This morning, my favorite devotional book, Jesus Calling by Sarah Young had a line that jumped out at me. “Go gently through this day, leaning on Me and enjoying My presence.”  I guess we had it right way back at Little Church, our little voices singing about leaning.



Yesterday in Texas the temperature was pushing 80 degrees.  It was a humid 80 too.  We turned our air conditioning back on.  Today, there is a strong north wind and it is currently in the mid-30s.  The problem with this whole weather thing is the lack of transition.  It is tough to go from shorts and flip-flops to sweatshirts and gloves with no transitional weather in between.

I feel the same kind of abruptness with Thanksgiving to Christmas.  We barely finished our Thanksgiving meal and drove home from out of town; only to discover all our neighbors out hanging Christmas lights and installing their holiday yard displays.  (I can’t even speak about the Christmas-decorations-before-Thanksgiving people). So we rolled into the driveway, hopelessly behind in the changing of the seasons.

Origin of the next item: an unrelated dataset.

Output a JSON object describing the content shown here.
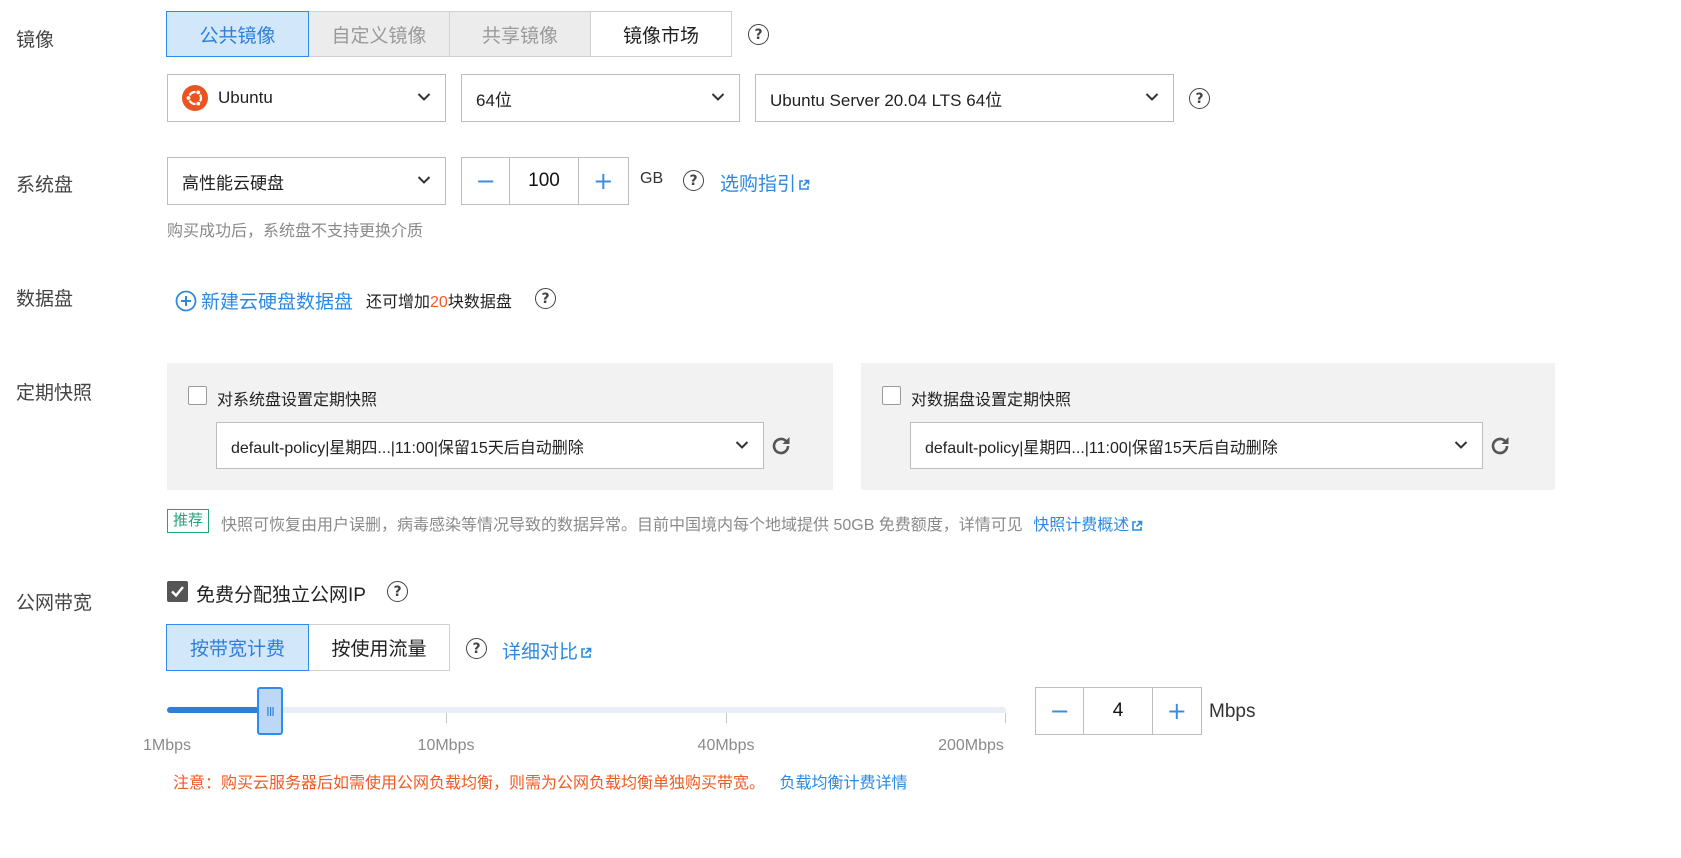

Life seems filled with both subtle and abrupt transitions.  When our kids were little, the transitions came so fast: milk to solid food, crawling to walking, diapers to potty trained, preschool to elementary. But truthfully, they’ve never stopped transitioning.  Our daughter married with a home and career of her own; our middle son about to graduate from college this month, then home for a transitional few months before he’s out in the real world; our high school son transitioning from football season to off season sports; driving now, oh my!

I see people all around me adjusting to transitions of health, job issues, marital status, empty nests that get full again for a season…even from life to death.  Ralph Waldo Emerson said it this way, “Nothing is secure but life, the transition, the energizing spirit.”

It’s true.  Life seems to be mostly a series of transitions.  Some I handle better than others; some I face grumbling and bitter; some I welcome with open arms; some I fervently argue with, to no avail.  So today, as I adjust to 30 degree weather and the Christmas season upon me, I pray for God’s soothing spirit to ease today’s transitions.